• [PROBLEM]:
Copy the records below exactly as they appear.

• [MATERIAL PROVIDED]:
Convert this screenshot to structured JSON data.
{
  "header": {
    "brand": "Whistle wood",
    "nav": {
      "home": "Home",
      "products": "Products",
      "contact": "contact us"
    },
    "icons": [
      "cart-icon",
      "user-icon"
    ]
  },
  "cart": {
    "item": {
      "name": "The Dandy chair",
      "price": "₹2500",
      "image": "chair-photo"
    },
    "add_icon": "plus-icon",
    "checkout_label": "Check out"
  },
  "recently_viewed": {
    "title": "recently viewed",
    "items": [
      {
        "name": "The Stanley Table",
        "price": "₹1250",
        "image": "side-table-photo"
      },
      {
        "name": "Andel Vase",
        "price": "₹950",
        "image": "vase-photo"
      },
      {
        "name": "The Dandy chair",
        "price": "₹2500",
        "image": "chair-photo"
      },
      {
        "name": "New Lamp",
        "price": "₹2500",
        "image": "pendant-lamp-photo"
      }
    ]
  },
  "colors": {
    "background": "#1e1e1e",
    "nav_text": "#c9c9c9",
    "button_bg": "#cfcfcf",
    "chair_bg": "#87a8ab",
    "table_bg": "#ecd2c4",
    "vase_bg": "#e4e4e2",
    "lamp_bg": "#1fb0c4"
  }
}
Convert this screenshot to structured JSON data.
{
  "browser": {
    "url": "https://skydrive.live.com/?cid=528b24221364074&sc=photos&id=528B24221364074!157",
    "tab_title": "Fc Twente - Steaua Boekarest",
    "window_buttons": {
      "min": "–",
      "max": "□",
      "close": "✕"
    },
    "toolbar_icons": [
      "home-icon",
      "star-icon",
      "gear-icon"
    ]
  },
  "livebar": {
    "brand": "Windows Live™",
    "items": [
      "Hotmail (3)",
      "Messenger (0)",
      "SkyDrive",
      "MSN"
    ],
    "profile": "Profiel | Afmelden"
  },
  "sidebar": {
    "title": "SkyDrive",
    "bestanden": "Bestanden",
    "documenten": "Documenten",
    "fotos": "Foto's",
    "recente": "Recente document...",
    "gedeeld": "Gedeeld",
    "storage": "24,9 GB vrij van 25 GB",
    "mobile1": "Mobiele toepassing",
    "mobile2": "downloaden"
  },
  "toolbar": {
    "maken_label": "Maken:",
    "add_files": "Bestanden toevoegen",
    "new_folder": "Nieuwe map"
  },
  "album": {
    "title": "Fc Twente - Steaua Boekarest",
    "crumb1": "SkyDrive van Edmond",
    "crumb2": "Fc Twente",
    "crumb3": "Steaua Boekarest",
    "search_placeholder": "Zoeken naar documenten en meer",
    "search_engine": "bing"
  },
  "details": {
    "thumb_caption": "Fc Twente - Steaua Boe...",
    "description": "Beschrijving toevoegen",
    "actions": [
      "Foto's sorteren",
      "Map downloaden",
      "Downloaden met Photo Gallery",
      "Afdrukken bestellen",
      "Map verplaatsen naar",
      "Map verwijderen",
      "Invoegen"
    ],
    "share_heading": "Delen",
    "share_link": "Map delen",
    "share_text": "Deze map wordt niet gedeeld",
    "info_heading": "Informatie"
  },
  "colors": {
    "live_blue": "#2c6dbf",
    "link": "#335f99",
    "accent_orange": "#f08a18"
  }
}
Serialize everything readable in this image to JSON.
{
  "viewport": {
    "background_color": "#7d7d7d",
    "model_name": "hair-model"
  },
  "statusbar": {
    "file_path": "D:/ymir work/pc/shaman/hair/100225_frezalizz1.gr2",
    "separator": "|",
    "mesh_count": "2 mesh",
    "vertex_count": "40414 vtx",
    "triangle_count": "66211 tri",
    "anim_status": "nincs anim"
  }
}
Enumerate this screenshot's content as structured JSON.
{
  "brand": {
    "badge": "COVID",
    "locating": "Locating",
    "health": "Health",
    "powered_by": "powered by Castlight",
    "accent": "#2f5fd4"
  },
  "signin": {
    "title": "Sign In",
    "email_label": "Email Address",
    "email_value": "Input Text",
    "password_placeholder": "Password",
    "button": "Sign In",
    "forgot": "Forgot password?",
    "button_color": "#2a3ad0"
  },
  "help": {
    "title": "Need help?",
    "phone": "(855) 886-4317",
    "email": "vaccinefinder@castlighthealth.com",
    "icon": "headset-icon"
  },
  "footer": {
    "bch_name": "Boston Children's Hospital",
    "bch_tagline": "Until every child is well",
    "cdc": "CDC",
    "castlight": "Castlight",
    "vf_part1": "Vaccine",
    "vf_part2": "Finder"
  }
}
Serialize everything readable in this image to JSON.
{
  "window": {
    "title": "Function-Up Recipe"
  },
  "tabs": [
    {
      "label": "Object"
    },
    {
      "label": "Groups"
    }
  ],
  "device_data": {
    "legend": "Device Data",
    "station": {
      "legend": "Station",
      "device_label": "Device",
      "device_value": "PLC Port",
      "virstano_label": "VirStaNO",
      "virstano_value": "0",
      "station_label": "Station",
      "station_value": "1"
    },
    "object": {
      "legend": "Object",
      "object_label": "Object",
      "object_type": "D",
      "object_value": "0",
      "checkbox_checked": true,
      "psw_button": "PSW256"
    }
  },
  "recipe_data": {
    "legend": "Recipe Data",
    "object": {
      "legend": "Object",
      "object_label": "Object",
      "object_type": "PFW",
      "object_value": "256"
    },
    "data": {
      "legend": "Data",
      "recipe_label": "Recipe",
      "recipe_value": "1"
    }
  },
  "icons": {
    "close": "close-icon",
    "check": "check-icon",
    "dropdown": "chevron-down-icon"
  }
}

• [FINAL ANSWER]:
Convert this screenshot to structured JSON data.
{
  "header": {
    "brand": "Whistle wood",
    "nav": {
      "home": "Home",
      "products": "Products",
      "contact": "contact us"
    },
    "icons": [
      "cart-icon",
      "user-icon"
    ]
  },
  "cart": {
    "item": {
      "name": "The Dandy chair",
      "price": "₹2500",
      "image": "chair-photo"
    },
    "add_icon": "plus-icon",
    "checkout_label": "Check out"
  },
  "recently_viewed": {
    "title": "recently viewed",
    "items": [
      {
        "name": "The Stanley Table",
        "price": "₹1250",
        "image": "side-table-photo"
      },
      {
        "name": "Andel Vase",
        "price": "₹950",
        "image": "vase-photo"
      },
      {
        "name": "The Dandy chair",
        "price": "₹2500",
        "image": "chair-photo"
      },
      {
        "name": "New Lamp",
        "price": "₹2500",
        "image": "pendant-lamp-photo"
      }
    ]
  },
  "colors": {
    "background": "#1e1e1e",
    "nav_text": "#c9c9c9",
    "button_bg": "#cfcfcf",
    "chair_bg": "#87a8ab",
    "table_bg": "#ecd2c4",
    "vase_bg": "#e4e4e2",
    "lamp_bg": "#1fb0c4"
  }
}
Convert this screenshot to structured JSON data.
{
  "browser": {
    "url": "https://skydrive.live.com/?cid=528b24221364074&sc=photos&id=528B24221364074!157",
    "tab_title": "Fc Twente - Steaua Boekarest",
    "window_buttons": {
      "min": "–",
      "max": "□",
      "close": "✕"
    },
    "toolbar_icons": [
      "home-icon",
      "star-icon",
      "gear-icon"
    ]
  },
  "livebar": {
    "brand": "Windows Live™",
    "items": [
      "Hotmail (3)",
      "Messenger (0)",
      "SkyDrive",
      "MSN"
    ],
    "profile": "Profiel | Afmelden"
  },
  "sidebar": {
    "title": "SkyDrive",
    "bestanden": "Bestanden",
    "documenten": "Documenten",
    "fotos": "Foto's",
    "recente": "Recente document...",
    "gedeeld": "Gedeeld",
    "storage": "24,9 GB vrij van 25 GB",
    "mobile1": "Mobiele toepassing",
    "mobile2": "downloaden"
  },
  "toolbar": {
    "maken_label": "Maken:",
    "add_files": "Bestanden toevoegen",
    "new_folder": "Nieuwe map"
  },
  "album": {
    "title": "Fc Twente - Steaua Boekarest",
    "crumb1": "SkyDrive van Edmond",
    "crumb2": "Fc Twente",
    "crumb3": "Steaua Boekarest",
    "search_placeholder": "Zoeken naar documenten en meer",
    "search_engine": "bing"
  },
  "details": {
    "thumb_caption": "Fc Twente - Steaua Boe...",
    "description": "Beschrijving toevoegen",
    "actions": [
      "Foto's sorteren",
      "Map downloaden",
      "Downloaden met Photo Gallery",
      "Afdrukken bestellen",
      "Map verplaatsen naar",
      "Map verwijderen",
      "Invoegen"
    ],
    "share_heading": "Delen",
    "share_link": "Map delen",
    "share_text": "Deze map wordt niet gedeeld",
    "info_heading": "Informatie"
  },
  "colors": {
    "live_blue": "#2c6dbf",
    "link": "#335f99",
    "accent_orange": "#f08a18"
  }
}
Serialize everything readable in this image to JSON.
{
  "viewport": {
    "background_color": "#7d7d7d",
    "model_name": "hair-model"
  },
  "statusbar": {
    "file_path": "D:/ymir work/pc/shaman/hair/100225_frezalizz1.gr2",
    "separator": "|",
    "mesh_count": "2 mesh",
    "vertex_count": "40414 vtx",
    "triangle_count": "66211 tri",
    "anim_status": "nincs anim"
  }
}
Enumerate this screenshot's content as structured JSON.
{
  "brand": {
    "badge": "COVID",
    "locating": "Locating",
    "health": "Health",
    "powered_by": "powered by Castlight",
    "accent": "#2f5fd4"
  },
  "signin": {
    "title": "Sign In",
    "email_label": "Email Address",
    "email_value": "Input Text",
    "password_placeholder": "Password",
    "button": "Sign In",
    "forgot": "Forgot password?",
    "button_color": "#2a3ad0"
  },
  "help": {
    "title": "Need help?",
    "phone": "(855) 886-4317",
    "email": "vaccinefinder@castlighthealth.com",
    "icon": "headset-icon"
  },
  "footer": {
    "bch_name": "Boston Children's Hospital",
    "bch_tagline": "Until every child is well",
    "cdc": "CDC",
    "castlight": "Castlight",
    "vf_part1": "Vaccine",
    "vf_part2": "Finder"
  }
}
Serialize everything readable in this image to JSON.
{
  "window": {
    "title": "Function-Up Recipe"
  },
  "tabs": [
    {
      "label": "Object"
    },
    {
      "label": "Groups"
    }
  ],
  "device_data": {
    "legend": "Device Data",
    "station": {
      "legend": "Station",
      "device_label": "Device",
      "device_value": "PLC Port",
      "virstano_label": "VirStaNO",
      "virstano_value": "0",
      "station_label": "Station",
      "station_value": "1"
    },
    "object": {
      "legend": "Object",
      "object_label": "Object",
      "object_type": "D",
      "object_value": "0",
      "checkbox_checked": true,
      "psw_button": "PSW256"
    }
  },
  "recipe_data": {
    "legend": "Recipe Data",
    "object": {
      "legend": "Object",
      "object_label": "Object",
      "object_type": "PFW",
      "object_value": "256"
    },
    "data": {
      "legend": "Data",
      "recipe_label": "Recipe",
      "recipe_value": "1"
    }
  },
  "icons": {
    "close": "close-icon",
    "check": "check-icon",
    "dropdown": "chevron-down-icon"
  }
}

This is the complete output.